**The problem**
Below are the records; collect from them each line containing the string "check".

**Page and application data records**
+++++

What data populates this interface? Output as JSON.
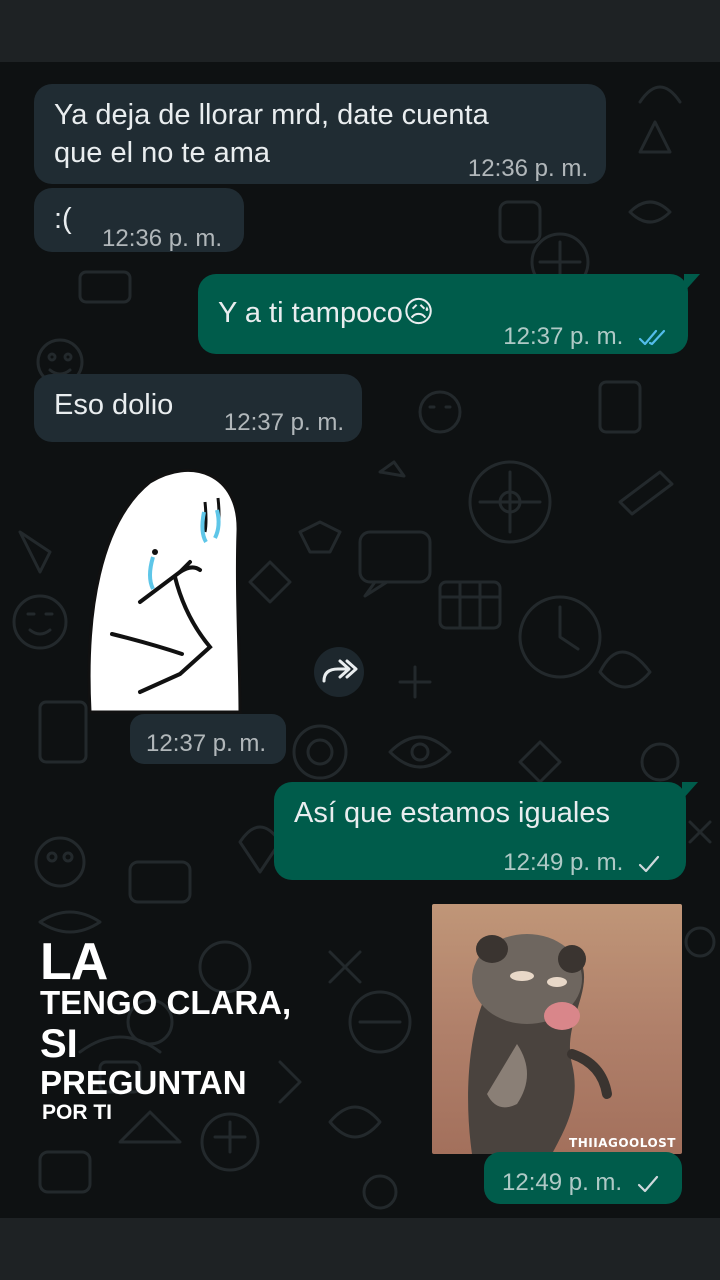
{
  "messages": {
    "m1": {
      "text_line1": "Ya deja de llorar mrd, date cuenta",
      "text_line2": "que el no te ama",
      "time": "12:36 p. m."
    },
    "m2": {
      "text": ":(",
      "time": "12:36 p. m."
    },
    "m3": {
      "text": "Y a ti tampoco",
      "emoji": "😥",
      "time": "12:37 p. m.",
      "status": "read"
    },
    "m4": {
      "text": "Eso dolio",
      "time": "12:37 p. m."
    },
    "m5": {
      "type": "sticker",
      "time": "12:37 p. m."
    },
    "m6": {
      "text": "Así que estamos iguales",
      "time": "12:49 p. m.",
      "status": "sent"
    },
    "m7": {
      "type": "gif",
      "watermark": "THIIAGOOLOST",
      "time": "12:49 p. m.",
      "status": "sent"
    }
  },
  "overlay": {
    "line1": "LA",
    "line2": "TENGO CLARA,",
    "line3": "SI",
    "line4": "PREGUNTAN",
    "line5": "POR TI"
  },
  "icons": {
    "forward": "forward-icon",
    "read_ticks": "double-check-icon",
    "sent_tick": "single-check-icon"
  },
  "colors": {
    "incoming_bubble": "#202c33",
    "outgoing_bubble": "#005c4b",
    "read_tick": "#53bdeb"
  }
}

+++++

**Your solution**
    "read_ticks": "double-check-icon",
    "sent_tick": "single-check-icon"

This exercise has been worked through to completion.